Grief is a universal human response to loss. It is a normal, healthy, experience involving complex emotions, thoughts, spiritual states, and behaviors.
A simple definition of grief is an emotional reaction we experience when we suffer a loss.
Grief is profoundly misunderstood in our society. There is a large gap between what a griever feels and what others expect them to feel. Society has an unrealistic expectation about grieving. For example, it is believed and even encouraged that people should get on with life within a short period of time. This often leads the grieving individual to feel anxious, afraid, and self-doubting. Feelings cannot be fixed quickly. They must take time to heal.
The normal grieving process takes 18-24 months. Suicide survivors take 2 years or longer. Grief simply must run its course.
Grief is natural. To mourn is normal. To cry is healthy. It is not wrong or bad to grieve.
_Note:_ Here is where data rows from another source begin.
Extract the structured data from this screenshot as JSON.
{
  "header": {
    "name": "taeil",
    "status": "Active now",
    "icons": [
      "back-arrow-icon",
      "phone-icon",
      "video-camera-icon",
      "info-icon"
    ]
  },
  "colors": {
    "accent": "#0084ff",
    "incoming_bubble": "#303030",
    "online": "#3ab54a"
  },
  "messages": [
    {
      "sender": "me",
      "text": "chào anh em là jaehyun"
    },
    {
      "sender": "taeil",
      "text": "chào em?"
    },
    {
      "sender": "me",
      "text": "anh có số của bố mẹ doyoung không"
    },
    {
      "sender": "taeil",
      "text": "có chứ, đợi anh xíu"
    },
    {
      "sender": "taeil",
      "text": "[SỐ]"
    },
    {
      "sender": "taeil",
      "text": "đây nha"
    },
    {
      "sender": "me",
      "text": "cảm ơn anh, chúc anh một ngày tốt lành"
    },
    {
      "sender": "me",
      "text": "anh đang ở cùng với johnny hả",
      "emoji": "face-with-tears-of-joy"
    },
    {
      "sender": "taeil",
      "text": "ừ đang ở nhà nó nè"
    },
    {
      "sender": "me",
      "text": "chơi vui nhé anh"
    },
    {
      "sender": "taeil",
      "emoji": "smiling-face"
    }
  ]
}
Rather, it is wrong not to grieve. Grief is nature's way of assisting us to cope with the loss we have experienced.
Grief takes time. To grieve is a very human, healthy, and necessary response to loss.
Grief is not tidy. It does not travel neatly along a smooth, straight road, but instead feels like a rollercoaster ride filled with bumpy ups and downs.
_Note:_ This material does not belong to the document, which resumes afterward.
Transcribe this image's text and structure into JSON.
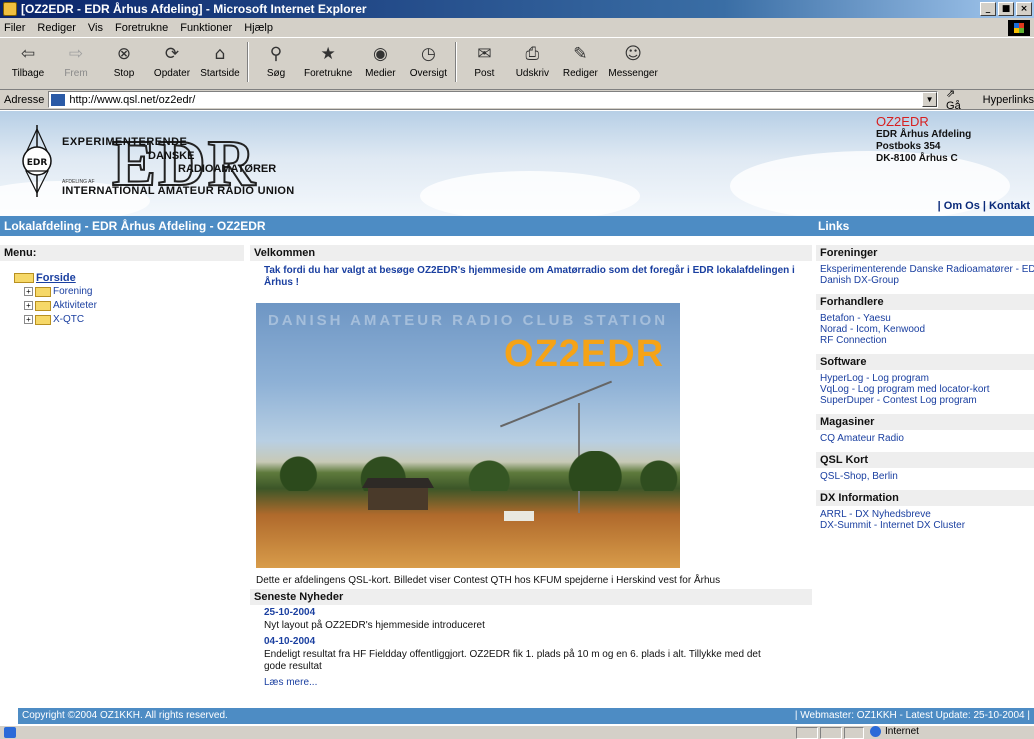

Grief is not a mental illness. It just feels that way sometimes. Insomnia, anxiety, fear, anger, loss of interests, preoccupation with thoughts of loved one can all add up to feelings of "going crazy". But this is a normal part of grieving.
Grief is exhausting. Grief takes a toll on our mental energy.
Grief is a time of turning inwards. We need to take time to understand the various feelings exploding into our life. We need to make sense of our changed reality. Our whole routine and patterns of interaction has changed and will never be the same.
Grief is natural. All people experience death and to experience the accompanying grief is normal. Society has a tendency to deny death and to look at any expression of grief as something either inappropriate or weak.
No two people grieve the same. Some display their feelings openly and others may keep their emotions in check.
Our feelings are valid and therefore sorrow should be allowed to be expressed. Our feelings are neither right or wrong, neither good nor bad. They just are and therefore should not be judged by ourselves or by others.
The grieving process is ultimately something we must do on our own, but we do not have to do it alone or unsupported. Only by working through our loss can we finally come to a state of balance, peace, and acceptance.
What to do for a grieving person?
The most important thing that one can do to support someone who is grieving is to simply be present.
Give them a hug
Call often and visit
All them to talk about their loss and their story
It is okay to talk about the person who died.
Simply listening is one of the best ways to help that you can give.
Remember, share, and even laugh over memories.
Do not forget anniversaries, birthdays, and holidays with a card, a call, a flower, or a visit.
Above all else, be there for the person in grief.